#### WHAT THE EXERCISE ASKS:
Please reproduce all the data exactly as written and omit the pictures.

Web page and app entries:
# # #
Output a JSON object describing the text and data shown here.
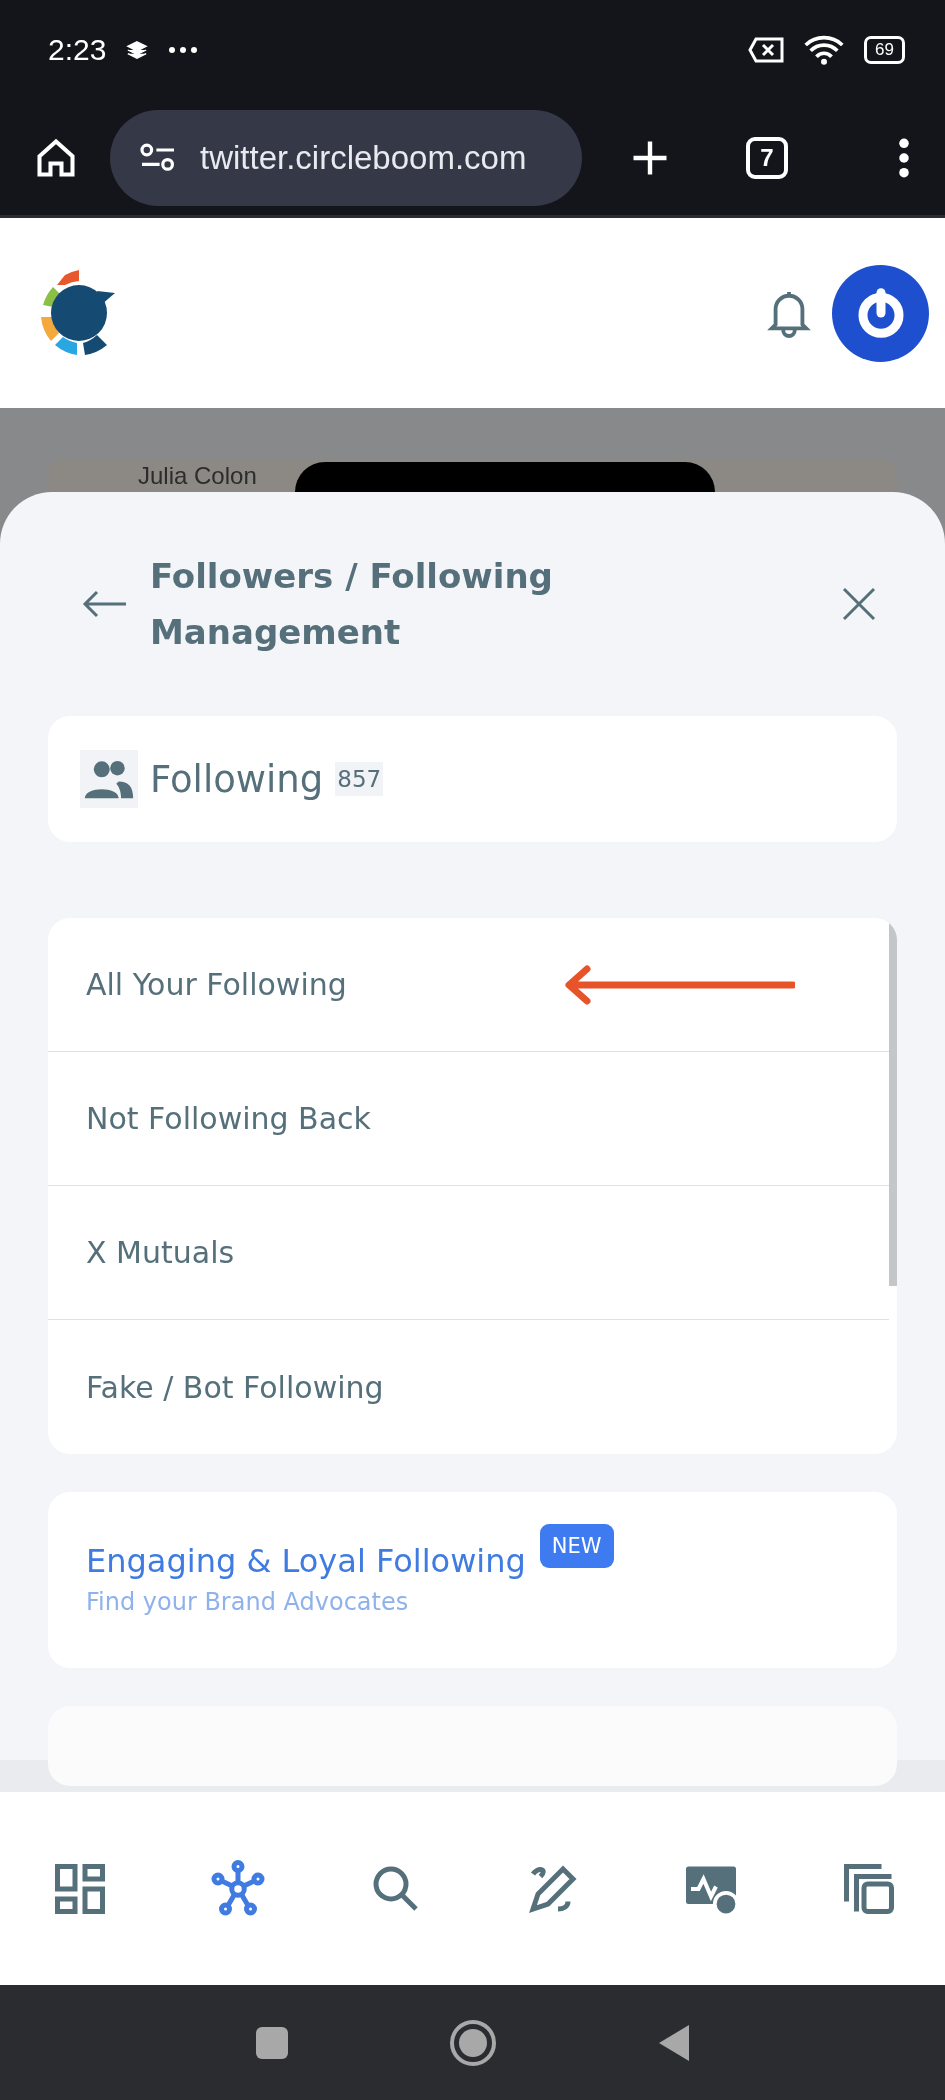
{
  "status_bar": {
    "time": "2:23",
    "battery": "69"
  },
  "browser": {
    "url": "twitter.circleboom.com",
    "tab_count": "7"
  },
  "backdrop": {
    "name": "Julia Colon"
  },
  "sheet": {
    "title": "Followers / Following Management",
    "summary": {
      "label": "Following",
      "count": "857"
    },
    "menu": [
      {
        "label": "All Your Following",
        "marked": true
      },
      {
        "label": "Not Following Back",
        "marked": false
      },
      {
        "label": "X Mutuals",
        "marked": false
      },
      {
        "label": "Fake / Bot Following",
        "marked": false
      }
    ],
    "promo": {
      "title": "Engaging & Loyal Following",
      "subtitle": "Find your Brand Advocates",
      "badge": "NEW"
    }
  },
  "bottom_nav": [
    {
      "kind": "dashboard",
      "selected": false
    },
    {
      "kind": "network",
      "selected": true
    },
    {
      "kind": "search",
      "selected": false
    },
    {
      "kind": "write",
      "selected": false
    },
    {
      "kind": "monitor",
      "selected": false
    },
    {
      "kind": "copy",
      "selected": false
    }
  ]
}
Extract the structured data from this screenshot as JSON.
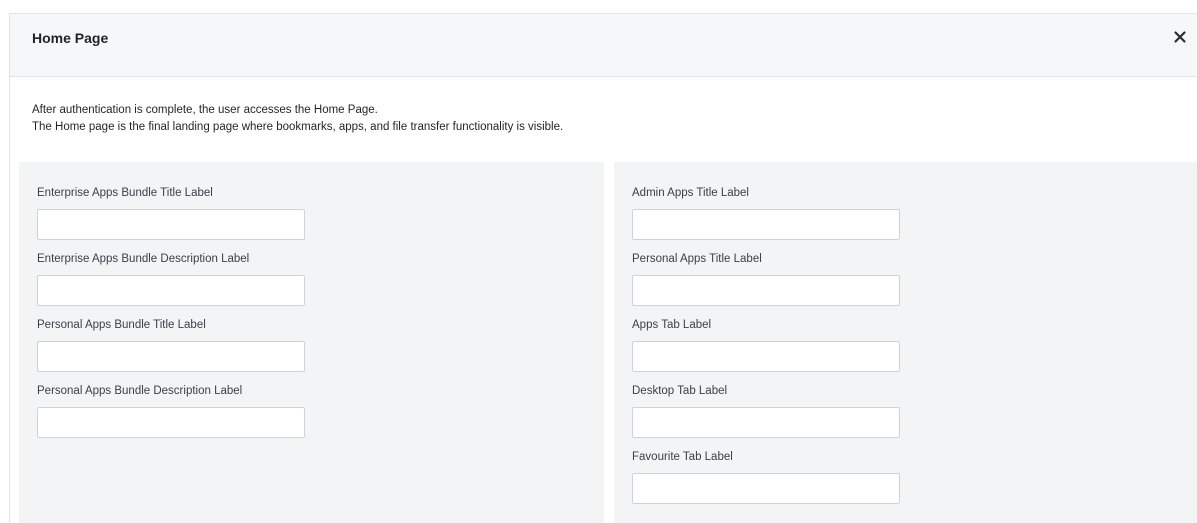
{
  "dialog": {
    "title": "Home Page",
    "close_icon": "close-icon"
  },
  "intro": {
    "line1": "After authentication is complete, the user accesses the Home Page.",
    "line2": "The Home page is the final landing page where bookmarks, apps, and file transfer functionality is visible."
  },
  "left_fields": [
    {
      "label": "Enterprise Apps Bundle Title Label",
      "value": ""
    },
    {
      "label": "Enterprise Apps Bundle Description Label",
      "value": ""
    },
    {
      "label": "Personal Apps Bundle Title Label",
      "value": ""
    },
    {
      "label": "Personal Apps Bundle Description Label",
      "value": ""
    }
  ],
  "right_fields": [
    {
      "label": "Admin Apps Title Label",
      "value": ""
    },
    {
      "label": "Personal Apps Title Label",
      "value": ""
    },
    {
      "label": "Apps Tab Label",
      "value": ""
    },
    {
      "label": "Desktop Tab Label",
      "value": ""
    },
    {
      "label": "Favourite Tab Label",
      "value": ""
    }
  ]
}
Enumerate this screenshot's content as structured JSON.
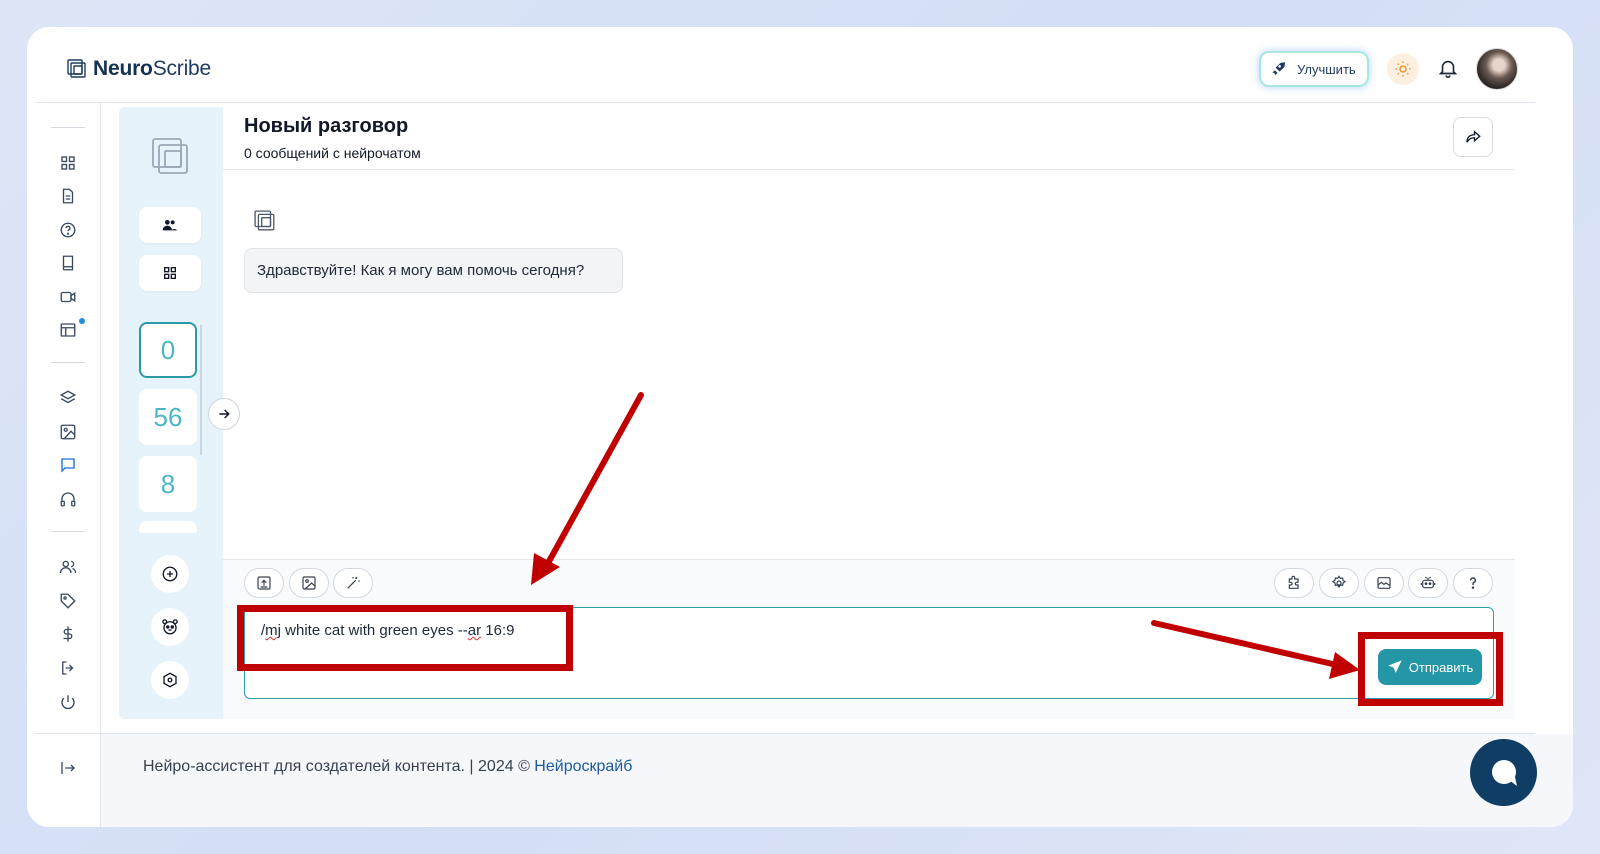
{
  "app": {
    "logo_part1": "Neuro",
    "logo_part2": "Scribe",
    "upgrade_label": "Улучшить"
  },
  "chat": {
    "title": "Новый разговор",
    "subtitle": "0 сообщений с нейрочатом",
    "greeting": "Здравствуйте! Как я могу вам помочь сегодня?"
  },
  "sidebar": {
    "counts": [
      "0",
      "56",
      "8"
    ]
  },
  "composer": {
    "input_prefix": "/",
    "input_mj": "mj",
    "input_mid": " white cat with green eyes --",
    "input_ar": "ar",
    "input_suffix": " 16:9",
    "send_label": "Отправить"
  },
  "footer": {
    "text": "Нейро-ассистент для создателей контента.  | 2024 © ",
    "link": "Нейроскрайб"
  },
  "colors": {
    "accent": "#2596a6",
    "annotation": "#c00000",
    "navy": "#0f3d64"
  }
}
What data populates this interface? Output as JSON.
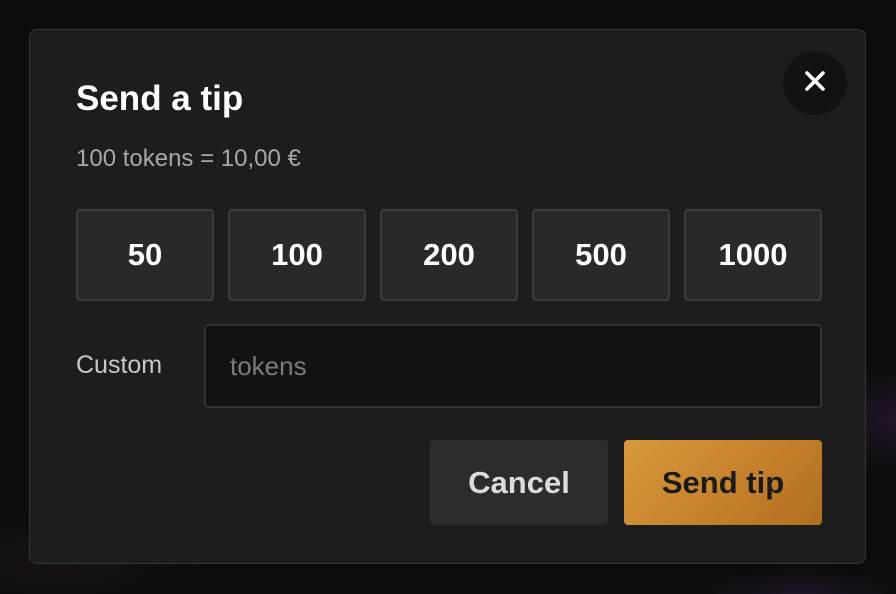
{
  "dialog": {
    "title": "Send a tip",
    "rate_text": "100 tokens = 10,00 €",
    "close_icon": "close-icon",
    "presets": [
      {
        "label": "50"
      },
      {
        "label": "100"
      },
      {
        "label": "200"
      },
      {
        "label": "500"
      },
      {
        "label": "1000"
      }
    ],
    "custom": {
      "label": "Custom",
      "placeholder": "tokens",
      "value": ""
    },
    "buttons": {
      "cancel": "Cancel",
      "send": "Send tip"
    },
    "colors": {
      "accent": "#c98a30",
      "modal_bg": "#1d1d1d",
      "preset_bg": "#292929",
      "input_bg": "#121212"
    }
  }
}
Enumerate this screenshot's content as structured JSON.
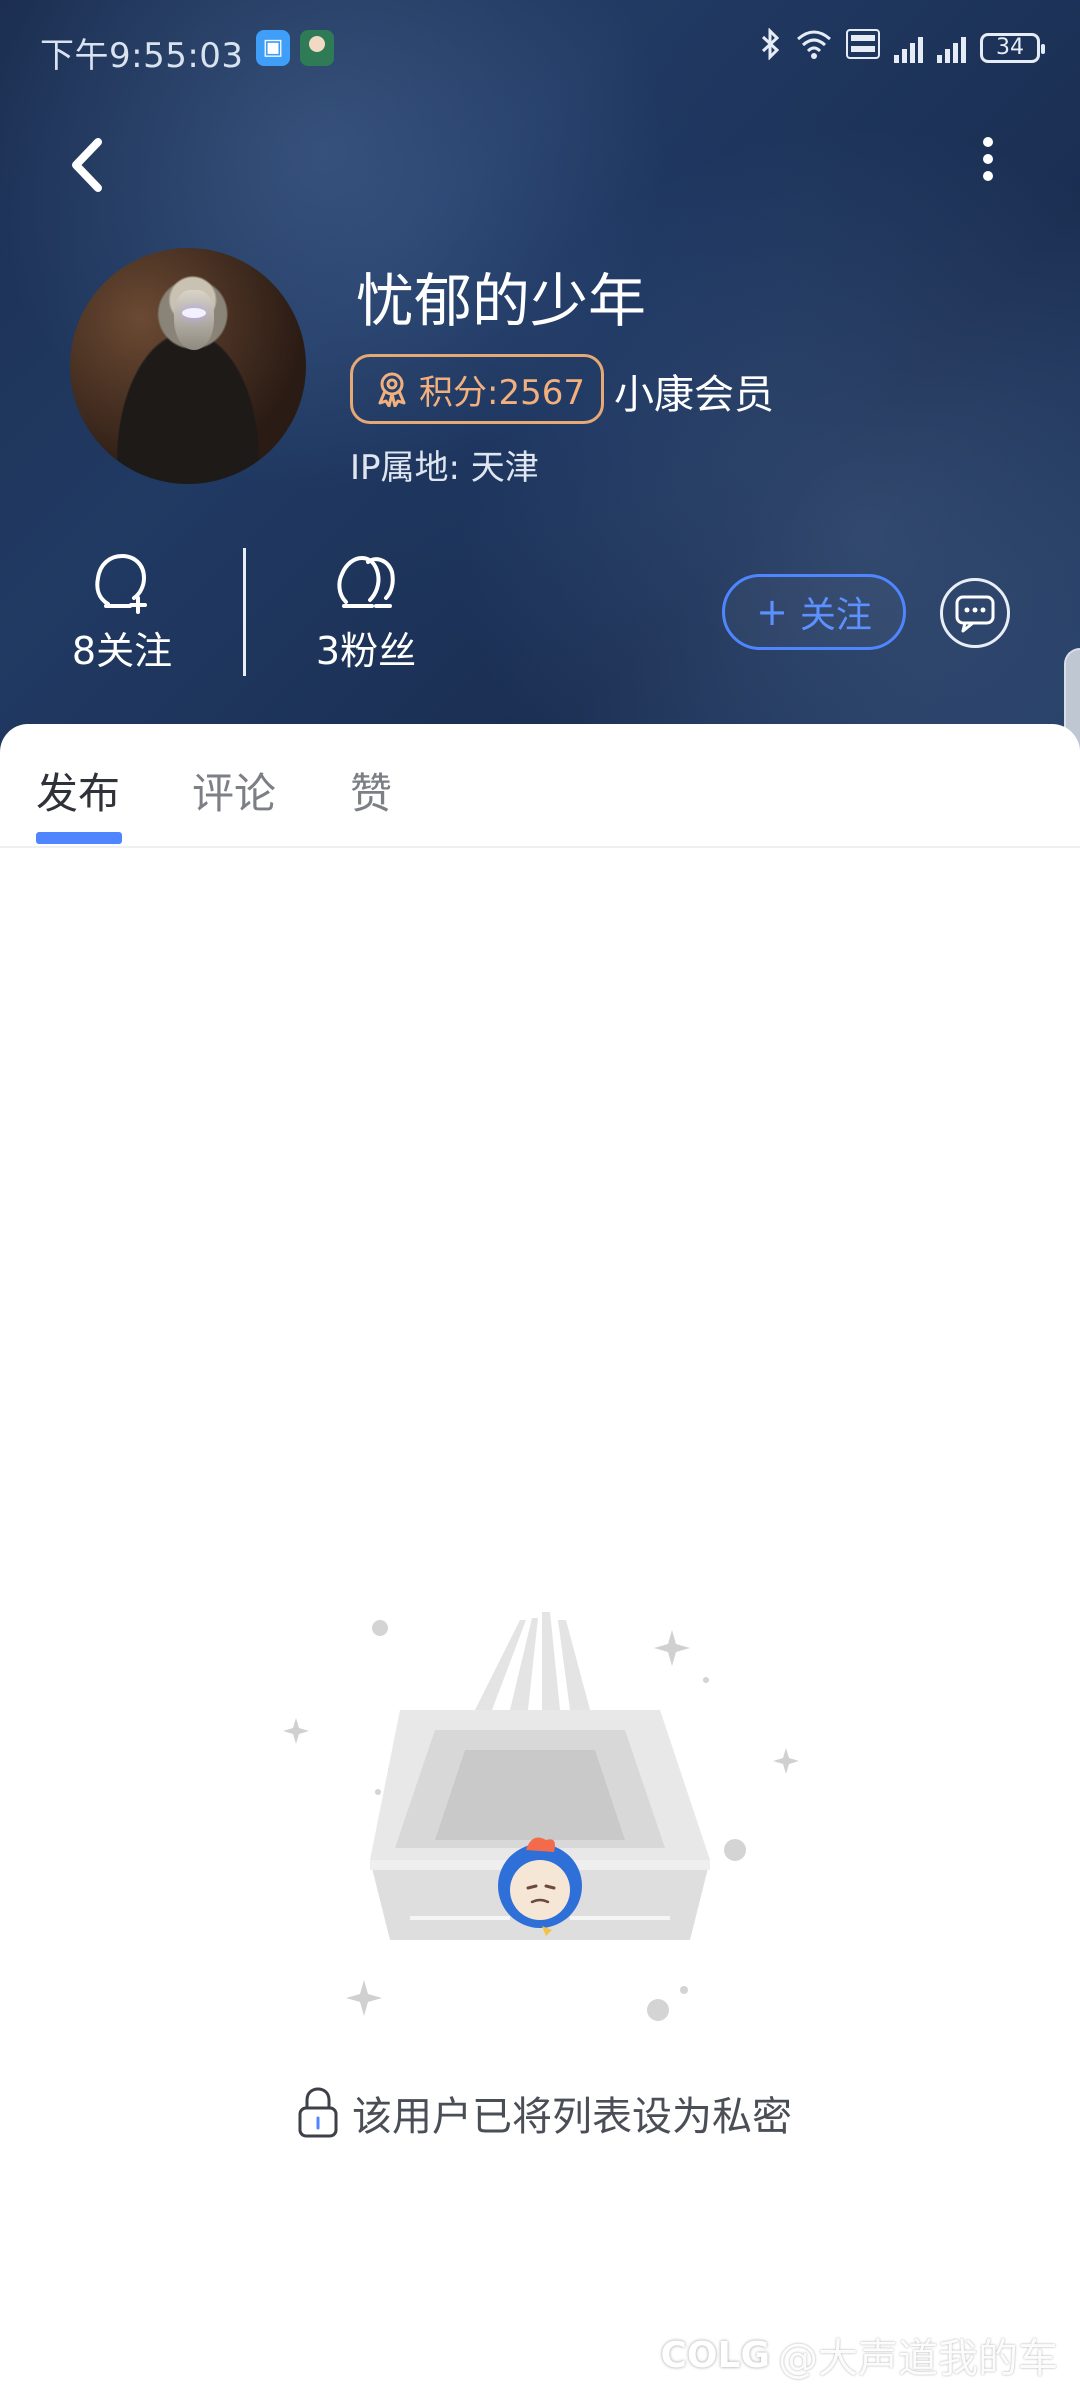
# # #
#### RESPONSE TO THIS EXERCISE:
Output a JSON object describing the text and data shown here.
{
  "status_bar": {
    "time": "2:23",
    "battery": "69"
  },
  "browser": {
    "url": "twitter.circleboom.com",
    "tab_count": "7"
  },
  "backdrop": {
    "name": "Julia Colon"
  },
  "sheet": {
    "title": "Followers / Following Management",
    "summary": {
      "label": "Following",
      "count": "857"
    },
    "menu": [
      {
        "label": "All Your Following",
        "marked": true
      },
      {
        "label": "Not Following Back",
        "marked": false
      },
      {
        "label": "X Mutuals",
        "marked": false
      },
      {
        "label": "Fake / Bot Following",
        "marked": false
      }
    ],
    "promo": {
      "title": "Engaging & Loyal Following",
      "subtitle": "Find your Brand Advocates",
      "badge": "NEW"
    }
  },
  "bottom_nav": [
    {
      "kind": "dashboard",
      "selected": false
    },
    {
      "kind": "network",
      "selected": true
    },
    {
      "kind": "search",
      "selected": false
    },
    {
      "kind": "write",
      "selected": false
    },
    {
      "kind": "monitor",
      "selected": false
    },
    {
      "kind": "copy",
      "selected": false
    }
  ]
}
Extract the structured data from this screenshot as JSON.
{
  "dialog": {
    "title": "Home Page",
    "close_icon": "close-icon"
  },
  "intro": {
    "line1": "After authentication is complete, the user accesses the Home Page.",
    "line2": "The Home page is the final landing page where bookmarks, apps, and file transfer functionality is visible."
  },
  "left_fields": [
    {
      "label": "Enterprise Apps Bundle Title Label",
      "value": ""
    },
    {
      "label": "Enterprise Apps Bundle Description Label",
      "value": ""
    },
    {
      "label": "Personal Apps Bundle Title Label",
      "value": ""
    },
    {
      "label": "Personal Apps Bundle Description Label",
      "value": ""
    }
  ],
  "right_fields": [
    {
      "label": "Admin Apps Title Label",
      "value": ""
    },
    {
      "label": "Personal Apps Title Label",
      "value": ""
    },
    {
      "label": "Apps Tab Label",
      "value": ""
    },
    {
      "label": "Desktop Tab Label",
      "value": ""
    },
    {
      "label": "Favourite Tab Label",
      "value": ""
    }
  ]
}
Enumerate this screenshot's content as structured JSON.
{
  "app": {
    "logo_part1": "Neuro",
    "logo_part2": "Scribe",
    "upgrade_label": "Улучшить"
  },
  "chat": {
    "title": "Новый разговор",
    "subtitle": "0 сообщений с нейрочатом",
    "greeting": "Здравствуйте! Как я могу вам помочь сегодня?"
  },
  "sidebar": {
    "counts": [
      "0",
      "56",
      "8"
    ]
  },
  "composer": {
    "input_prefix": "/",
    "input_mj": "mj",
    "input_mid": " white cat with green eyes --",
    "input_ar": "ar",
    "input_suffix": " 16:9",
    "send_label": "Отправить"
  },
  "footer": {
    "text": "Нейро-ассистент для создателей контента.  | 2024 © ",
    "link": "Нейроскрайб"
  },
  "colors": {
    "accent": "#2596a6",
    "annotation": "#c00000",
    "navy": "#0f3d64"
  }
}
What data populates this interface? Output as JSON.
{
  "dialog": {
    "title": "Send a tip",
    "rate_text": "100 tokens = 10,00 €",
    "close_icon": "close-icon",
    "presets": [
      {
        "label": "50"
      },
      {
        "label": "100"
      },
      {
        "label": "200"
      },
      {
        "label": "500"
      },
      {
        "label": "1000"
      }
    ],
    "custom": {
      "label": "Custom",
      "placeholder": "tokens",
      "value": ""
    },
    "buttons": {
      "cancel": "Cancel",
      "send": "Send tip"
    },
    "colors": {
      "accent": "#c98a30",
      "modal_bg": "#1d1d1d",
      "preset_bg": "#292929",
      "input_bg": "#121212"
    }
  }
}
Enumerate this screenshot's content as structured JSON.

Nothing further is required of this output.